Catherine is far more stubborn than her brother. Karen removed her from our bed three times to indicate her displeasure at Catherine’s part in waking us both up. As she looked at me though I did see in her pained expression that she is aware she has really messed up. Knowing her as I do in her own way and time, she will say that she is sorry.
Today and every day, let us ask ourselves where we need to show grace to others. Perhaps, someone has done something hurtful to you. This happened with a close friend of mine recently. I could in my humanity insist on my right to be right, but that is not the path God would want me to take. Grace says I love you, but not your actions. I am called not only as a Christian but also as a moral person to forgive him. I could insist that I am not in the wrong, but when I remain stuck in unforgiveness hurt wins and love loses.
Ephesians 4:26 in The New English Translation says, “Be angry and do not sin; do not let the sun go down on the cause of your anger.” There is the kind of anger that comes in the form of an injustice done to you or others. We need to be angry about that because it is wrong. What is wrong is having that anger smoulder inside of you until it affects your relatiionships. The tendency then becomes lashing out at the person who has hurt either you or those you care about. In our humanity we would seek to hurt those who have harmed us either with their ill-thought words, verbal and even physical abuse. According to got Questions?.org 50 percent of those who come in for counseling are having problems dealing with anger. 1 Think about that statistic for a moment. Half of those who are in counseling are dealing with anger. Is it any wonder then that there is so much anger in many marriages, families, individuals, employer & employee relationships and especially in our thoughts about the war on terrorism?
As those in the miiltary and we as civilians grapple with our feelings about ISIS and all forms of terror and abuse, let us be careful that we follow the Biblical teaching not to remain stuck in our anger.
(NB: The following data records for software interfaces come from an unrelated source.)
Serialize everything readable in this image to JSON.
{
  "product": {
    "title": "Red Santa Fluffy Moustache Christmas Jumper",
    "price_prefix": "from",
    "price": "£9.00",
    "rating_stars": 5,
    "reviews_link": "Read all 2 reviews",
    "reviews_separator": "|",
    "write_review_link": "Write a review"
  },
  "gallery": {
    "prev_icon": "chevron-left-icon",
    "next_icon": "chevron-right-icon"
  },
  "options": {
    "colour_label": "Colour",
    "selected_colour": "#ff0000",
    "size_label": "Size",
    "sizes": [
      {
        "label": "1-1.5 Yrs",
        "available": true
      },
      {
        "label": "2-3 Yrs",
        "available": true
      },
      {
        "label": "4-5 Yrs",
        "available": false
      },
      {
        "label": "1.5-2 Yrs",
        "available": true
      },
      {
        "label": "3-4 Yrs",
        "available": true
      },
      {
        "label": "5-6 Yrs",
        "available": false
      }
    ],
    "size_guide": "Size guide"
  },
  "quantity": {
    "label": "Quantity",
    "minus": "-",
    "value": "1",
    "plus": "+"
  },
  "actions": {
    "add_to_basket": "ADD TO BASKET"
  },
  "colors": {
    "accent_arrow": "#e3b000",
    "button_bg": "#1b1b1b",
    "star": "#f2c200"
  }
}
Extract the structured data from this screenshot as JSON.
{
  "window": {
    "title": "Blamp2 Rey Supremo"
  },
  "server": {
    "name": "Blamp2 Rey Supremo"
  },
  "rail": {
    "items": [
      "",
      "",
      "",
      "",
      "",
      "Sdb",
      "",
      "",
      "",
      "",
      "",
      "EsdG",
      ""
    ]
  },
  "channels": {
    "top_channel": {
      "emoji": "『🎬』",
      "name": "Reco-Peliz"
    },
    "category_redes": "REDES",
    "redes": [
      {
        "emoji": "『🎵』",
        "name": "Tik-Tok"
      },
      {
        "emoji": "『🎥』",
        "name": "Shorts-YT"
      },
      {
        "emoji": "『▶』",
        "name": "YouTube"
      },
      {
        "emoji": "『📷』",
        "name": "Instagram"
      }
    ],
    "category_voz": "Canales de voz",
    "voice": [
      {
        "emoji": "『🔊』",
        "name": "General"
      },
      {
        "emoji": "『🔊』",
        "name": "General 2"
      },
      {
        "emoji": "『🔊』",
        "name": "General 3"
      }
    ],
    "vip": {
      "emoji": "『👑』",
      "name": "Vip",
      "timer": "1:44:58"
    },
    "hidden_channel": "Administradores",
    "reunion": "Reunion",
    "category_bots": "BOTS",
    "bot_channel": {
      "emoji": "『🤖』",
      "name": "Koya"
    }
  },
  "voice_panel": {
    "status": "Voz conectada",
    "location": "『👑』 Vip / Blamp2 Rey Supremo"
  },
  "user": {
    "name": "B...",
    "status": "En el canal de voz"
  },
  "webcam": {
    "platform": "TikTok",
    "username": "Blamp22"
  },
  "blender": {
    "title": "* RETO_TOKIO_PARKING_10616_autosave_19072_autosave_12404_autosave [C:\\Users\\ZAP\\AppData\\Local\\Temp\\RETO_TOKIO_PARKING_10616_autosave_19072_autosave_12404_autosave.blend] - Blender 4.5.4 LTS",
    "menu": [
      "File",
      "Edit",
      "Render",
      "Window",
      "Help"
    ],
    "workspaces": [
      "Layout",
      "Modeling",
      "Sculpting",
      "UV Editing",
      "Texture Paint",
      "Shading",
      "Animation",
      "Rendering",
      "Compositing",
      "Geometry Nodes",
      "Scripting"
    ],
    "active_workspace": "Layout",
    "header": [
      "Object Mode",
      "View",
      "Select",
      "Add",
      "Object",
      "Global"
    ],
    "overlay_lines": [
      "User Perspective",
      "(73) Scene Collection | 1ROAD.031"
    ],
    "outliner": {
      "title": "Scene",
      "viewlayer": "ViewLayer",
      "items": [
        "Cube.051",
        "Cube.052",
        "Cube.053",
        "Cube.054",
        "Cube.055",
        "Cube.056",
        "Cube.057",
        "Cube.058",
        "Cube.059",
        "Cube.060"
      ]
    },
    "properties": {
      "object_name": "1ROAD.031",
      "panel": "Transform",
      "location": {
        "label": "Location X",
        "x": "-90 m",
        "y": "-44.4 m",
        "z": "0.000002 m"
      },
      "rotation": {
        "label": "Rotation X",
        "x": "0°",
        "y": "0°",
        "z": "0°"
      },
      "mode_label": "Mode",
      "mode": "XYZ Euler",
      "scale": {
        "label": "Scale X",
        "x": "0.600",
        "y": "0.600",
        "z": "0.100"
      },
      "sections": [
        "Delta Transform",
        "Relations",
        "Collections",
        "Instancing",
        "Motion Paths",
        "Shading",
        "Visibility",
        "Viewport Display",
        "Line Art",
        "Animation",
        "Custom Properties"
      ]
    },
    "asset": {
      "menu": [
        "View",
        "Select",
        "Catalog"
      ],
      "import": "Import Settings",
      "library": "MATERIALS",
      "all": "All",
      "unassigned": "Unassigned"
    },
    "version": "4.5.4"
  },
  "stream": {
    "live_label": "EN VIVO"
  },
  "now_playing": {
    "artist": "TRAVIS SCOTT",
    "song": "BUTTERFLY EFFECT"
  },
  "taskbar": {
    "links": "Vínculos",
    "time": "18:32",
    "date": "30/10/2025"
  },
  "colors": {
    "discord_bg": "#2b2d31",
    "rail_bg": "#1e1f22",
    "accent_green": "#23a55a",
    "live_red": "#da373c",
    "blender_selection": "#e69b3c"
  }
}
If we do that love loses and hate wins. Be angry. Speak up and say it is wrong. Hold those who harm others accountable for their actions. Yet, if I or any of us returns hate with more hate, that creates a corrosive toxin that will destroy us, those we care about and our society as hate breeds more hate, eroding away the compassion that defines us as a society and as individuals.
Thanks, William and Catherine, for challenging me to love you in spite of your actions. Thanks also for inspiring this post today. I leave you to enjoy the rest of your day or night if you are several thousand miles away in another time zone, with this thought from Reverend Dr. Martin Luther King Jr. Co-authored with Karen Osborne
Kevin Osborne, B.A. in Clinical Christian Counseling St. James the Elder Theological Seminary, BTh Canada Christian College & Graduate School, D.D., D Sc., Diplomate in Creative Ministry and his wife, Karen, B.A. in Clinical Christian Counseling St. James the Elder Theological Seminary, graduate divinity student Trinity College University of Toronto, are graduate Christian counseling students at St. James the Elder Theological Seminary. Kevin is a certified Christian counselor. He is a member of The Word Guild, a Christian writer’s group in Canada.
Source: 1. http://www.gotquestions.org/anger.html